> **How to complete this task**: Every record must be retyped exactly as it reads.
+---+
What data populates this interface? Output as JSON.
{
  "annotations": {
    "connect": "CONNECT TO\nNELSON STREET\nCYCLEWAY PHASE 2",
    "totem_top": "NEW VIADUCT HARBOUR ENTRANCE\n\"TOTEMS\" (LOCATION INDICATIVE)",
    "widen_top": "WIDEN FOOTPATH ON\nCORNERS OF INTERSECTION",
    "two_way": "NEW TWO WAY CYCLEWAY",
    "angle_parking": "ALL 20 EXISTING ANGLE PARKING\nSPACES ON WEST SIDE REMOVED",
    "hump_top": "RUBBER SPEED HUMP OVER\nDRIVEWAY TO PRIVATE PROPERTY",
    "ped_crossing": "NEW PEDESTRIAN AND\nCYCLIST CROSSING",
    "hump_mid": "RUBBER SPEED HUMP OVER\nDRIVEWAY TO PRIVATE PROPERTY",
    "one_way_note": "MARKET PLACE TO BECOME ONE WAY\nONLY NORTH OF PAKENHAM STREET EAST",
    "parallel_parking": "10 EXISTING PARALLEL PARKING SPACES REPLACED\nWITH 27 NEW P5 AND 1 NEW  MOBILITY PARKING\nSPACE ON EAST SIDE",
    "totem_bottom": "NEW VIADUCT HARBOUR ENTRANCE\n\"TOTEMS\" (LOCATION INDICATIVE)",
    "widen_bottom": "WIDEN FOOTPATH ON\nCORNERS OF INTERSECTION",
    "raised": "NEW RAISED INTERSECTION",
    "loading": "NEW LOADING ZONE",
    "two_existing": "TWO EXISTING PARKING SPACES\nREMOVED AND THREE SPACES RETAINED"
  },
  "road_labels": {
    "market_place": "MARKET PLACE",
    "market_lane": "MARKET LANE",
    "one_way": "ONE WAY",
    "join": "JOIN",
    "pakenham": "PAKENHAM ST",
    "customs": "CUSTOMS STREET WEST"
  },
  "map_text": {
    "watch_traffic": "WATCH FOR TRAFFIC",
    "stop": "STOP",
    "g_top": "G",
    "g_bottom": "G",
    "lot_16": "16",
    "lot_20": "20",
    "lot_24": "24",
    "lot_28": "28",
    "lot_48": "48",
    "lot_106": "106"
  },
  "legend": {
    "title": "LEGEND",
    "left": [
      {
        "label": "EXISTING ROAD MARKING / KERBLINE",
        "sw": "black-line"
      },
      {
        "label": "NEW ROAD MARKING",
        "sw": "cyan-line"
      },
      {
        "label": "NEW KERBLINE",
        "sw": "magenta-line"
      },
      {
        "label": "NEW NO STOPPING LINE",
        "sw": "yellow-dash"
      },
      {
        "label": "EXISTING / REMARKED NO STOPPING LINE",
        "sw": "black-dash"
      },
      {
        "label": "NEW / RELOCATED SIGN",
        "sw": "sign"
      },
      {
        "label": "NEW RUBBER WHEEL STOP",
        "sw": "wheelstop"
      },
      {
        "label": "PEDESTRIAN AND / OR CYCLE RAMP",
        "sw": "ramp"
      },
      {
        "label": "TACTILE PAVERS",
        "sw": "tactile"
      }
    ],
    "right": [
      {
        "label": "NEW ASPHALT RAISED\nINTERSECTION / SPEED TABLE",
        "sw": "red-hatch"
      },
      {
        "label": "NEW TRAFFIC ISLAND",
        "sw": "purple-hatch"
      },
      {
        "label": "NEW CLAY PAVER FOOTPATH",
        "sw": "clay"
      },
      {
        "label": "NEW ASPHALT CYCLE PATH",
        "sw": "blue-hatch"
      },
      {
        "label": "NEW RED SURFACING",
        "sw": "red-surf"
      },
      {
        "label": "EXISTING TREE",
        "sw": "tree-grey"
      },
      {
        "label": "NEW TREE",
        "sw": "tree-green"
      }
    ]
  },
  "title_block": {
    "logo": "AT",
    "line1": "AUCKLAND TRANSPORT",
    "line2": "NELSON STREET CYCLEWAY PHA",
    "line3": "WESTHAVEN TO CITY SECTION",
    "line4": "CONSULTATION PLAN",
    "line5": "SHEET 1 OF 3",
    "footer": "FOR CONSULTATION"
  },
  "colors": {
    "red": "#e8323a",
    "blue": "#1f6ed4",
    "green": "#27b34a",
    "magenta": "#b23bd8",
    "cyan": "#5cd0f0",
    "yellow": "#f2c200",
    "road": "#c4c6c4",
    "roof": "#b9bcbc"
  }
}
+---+
> **Task solution**:
What data populates this interface? Output as JSON.
{
  "annotations": {
    "connect": "CONNECT TO\nNELSON STREET\nCYCLEWAY PHASE 2",
    "totem_top": "NEW VIADUCT HARBOUR ENTRANCE\n\"TOTEMS\" (LOCATION INDICATIVE)",
    "widen_top": "WIDEN FOOTPATH ON\nCORNERS OF INTERSECTION",
    "two_way": "NEW TWO WAY CYCLEWAY",
    "angle_parking": "ALL 20 EXISTING ANGLE PARKING\nSPACES ON WEST SIDE REMOVED",
    "hump_top": "RUBBER SPEED HUMP OVER\nDRIVEWAY TO PRIVATE PROPERTY",
    "ped_crossing": "NEW PEDESTRIAN AND\nCYCLIST CROSSING",
    "hump_mid": "RUBBER SPEED HUMP OVER\nDRIVEWAY TO PRIVATE PROPERTY",
    "one_way_note": "MARKET PLACE TO BECOME ONE WAY\nONLY NORTH OF PAKENHAM STREET EAST",
    "parallel_parking": "10 EXISTING PARALLEL PARKING SPACES REPLACED\nWITH 27 NEW P5 AND 1 NEW  MOBILITY PARKING\nSPACE ON EAST SIDE",
    "totem_bottom": "NEW VIADUCT HARBOUR ENTRANCE\n\"TOTEMS\" (LOCATION INDICATIVE)",
    "widen_bottom": "WIDEN FOOTPATH ON\nCORNERS OF INTERSECTION",
    "raised": "NEW RAISED INTERSECTION",
    "loading": "NEW LOADING ZONE",
    "two_existing": "TWO EXISTING PARKING SPACES\nREMOVED AND THREE SPACES RETAINED"
  },
  "road_labels": {
    "market_place": "MARKET PLACE",
    "market_lane": "MARKET LANE",
    "one_way": "ONE WAY",
    "join": "JOIN",
    "pakenham": "PAKENHAM ST",
    "customs": "CUSTOMS STREET WEST"
  },
  "map_text": {
    "watch_traffic": "WATCH FOR TRAFFIC",
    "stop": "STOP",
    "g_top": "G",
    "g_bottom": "G",
    "lot_16": "16",
    "lot_20": "20",
    "lot_24": "24",
    "lot_28": "28",
    "lot_48": "48",
    "lot_106": "106"
  },
  "legend": {
    "title": "LEGEND",
    "left": [
      {
        "label": "EXISTING ROAD MARKING / KERBLINE",
        "sw": "black-line"
      },
      {
        "label": "NEW ROAD MARKING",
        "sw": "cyan-line"
      },
      {
        "label": "NEW KERBLINE",
        "sw": "magenta-line"
      },
      {
        "label": "NEW NO STOPPING LINE",
        "sw": "yellow-dash"
      },
      {
        "label": "EXISTING / REMARKED NO STOPPING LINE",
        "sw": "black-dash"
      },
      {
        "label": "NEW / RELOCATED SIGN",
        "sw": "sign"
      },
      {
        "label": "NEW RUBBER WHEEL STOP",
        "sw": "wheelstop"
      },
      {
        "label": "PEDESTRIAN AND / OR CYCLE RAMP",
        "sw": "ramp"
      },
      {
        "label": "TACTILE PAVERS",
        "sw": "tactile"
      }
    ],
    "right": [
      {
        "label": "NEW ASPHALT RAISED\nINTERSECTION / SPEED TABLE",
        "sw": "red-hatch"
      },
      {
        "label": "NEW TRAFFIC ISLAND",
        "sw": "purple-hatch"
      },
      {
        "label": "NEW CLAY PAVER FOOTPATH",
        "sw": "clay"
      },
      {
        "label": "NEW ASPHALT CYCLE PATH",
        "sw": "blue-hatch"
      },
      {
        "label": "NEW RED SURFACING",
        "sw": "red-surf"
      },
      {
        "label": "EXISTING TREE",
        "sw": "tree-grey"
      },
      {
        "label": "NEW TREE",
        "sw": "tree-green"
      }
    ]
  },
  "title_block": {
    "logo": "AT",
    "line1": "AUCKLAND TRANSPORT",
    "line2": "NELSON STREET CYCLEWAY PHA",
    "line3": "WESTHAVEN TO CITY SECTION",
    "line4": "CONSULTATION PLAN",
    "line5": "SHEET 1 OF 3",
    "footer": "FOR CONSULTATION"
  },
  "colors": {
    "red": "#e8323a",
    "blue": "#1f6ed4",
    "green": "#27b34a",
    "magenta": "#b23bd8",
    "cyan": "#5cd0f0",
    "yellow": "#f2c200",
    "road": "#c4c6c4",
    "roof": "#b9bcbc"
  }
}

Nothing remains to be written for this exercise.